I could tell from the beginning that it would be a fun ride, and it was. The horse puns at the start zoomed past at eighty miles per hour, but were a fun piece of scenery while they lasted. But the moment the second pony wheels over, the concept becomes clear, and it turns out to be hilarious all the way to the finish line. I understand that it’s a meme that will become unfunny faster than a Ford assembly line spits out another Focus, but right now, it made me laugh.
Kudos, I liked spectating this. Honk Honk
Celestia remembers a funny story from Twilight’s time in the castle, before getting yoinked by NMM.Old Friends:
Oh dear, I’m not liking the amount of mistakes in this. Some proofreading is necessary here.
There are two concepts at play here, or maybe even three: Celestia thinking about Twilight before the events of the first episode, the funny scene with Twilight’s little secret, and suddenly, Twilestia. The problem is that the first thing doesn’t go well with the other two, and it happens precisely at the point when Celestia agrees to let Twilight court her. I feel like there was genuine potential in the “Twilight venerates Celestia as a goddess” concept, if it was shamelessly played for comedy, but the weird blend of sad/romance just doesn’t work in this context.

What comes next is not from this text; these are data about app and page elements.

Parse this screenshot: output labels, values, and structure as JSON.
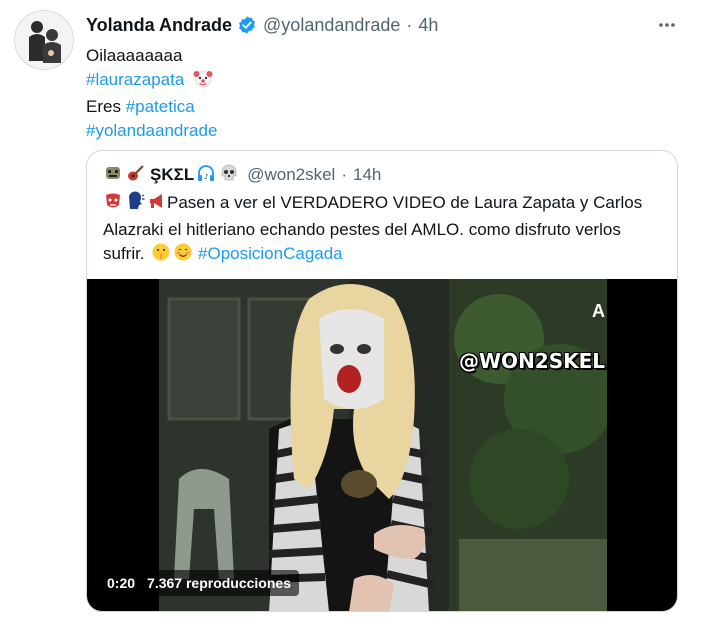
{
  "tweet": {
    "author": {
      "name": "Yolanda Andrade",
      "handle": "@yolandandrade",
      "time": "4h",
      "verified_color": "#1d9bf0"
    },
    "lines": [
      {
        "text": "Oilaaaaaaaa"
      },
      {
        "hashtag": "#laurazapata",
        "emoji": "clown-face-icon"
      },
      {
        "prefix": "Eres ",
        "hashtag": "#patetica"
      },
      {
        "hashtag": "#yolandaandrade"
      }
    ],
    "more_icon": "ellipsis-icon"
  },
  "quote": {
    "author": {
      "name": "ŞKΣL",
      "name_icons": [
        "alien-monster-icon",
        "guitar-icon",
        "headphone-music-icon",
        "skull-icon"
      ],
      "handle": "@won2skel",
      "time": "14h"
    },
    "text_lead_icons": [
      "goblin-mask-icon",
      "speaking-head-icon",
      "megaphone-icon"
    ],
    "text_part1": "Pasen a ver el VERDADERO VIDEO de Laura Zapata y Carlos Alazraki  el hitleriano echando pestes del AMLO. como disfruto verlos sufrir.",
    "text_emojis": [
      "shushing-face-icon",
      "smiling-face-icon"
    ],
    "hashtag": "#OposicionCagada",
    "video": {
      "watermark": "@WON2SKEL",
      "corner_mark": "A",
      "duration": "0:20",
      "views": "7.367 reproducciones"
    }
  },
  "colors": {
    "link": "#1d9bf0",
    "secondary_text": "#536471",
    "border": "#cfd9de"
  }
}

I will give you a point for attempting to spice up your prose. Even with all the grammar problems, it still felt a bit fresher and less straining than many other entries.
Twilight meets Rainbow for dinner, and a sad revelation.
The writing was very good and kept a consistent, plausible tone. The prose flowed at a delightful pace and I liked the descriptions. Twilight’s and Rainbow’s emotions were portrayed well.
But at the same time, I felt like I didn’t have the emotional connection that this sort of situation called for, and I’m not sure why. Perhaps it was the fairly bare-bones setting, or the general atmosphere. It could also be the unspoken assumption that Twilight was spared from aging, unlike her friends, which I always dislike. But I recognize that it’s a purely subjective view, and won’t let that affect my vote, as the execution made the story worth reading.
Oh, but the ending bit didn’t work for me, at all. Weather as a metaphor for emotions is just too cliché for my tastes, subjective or not. But otherwise, good entry.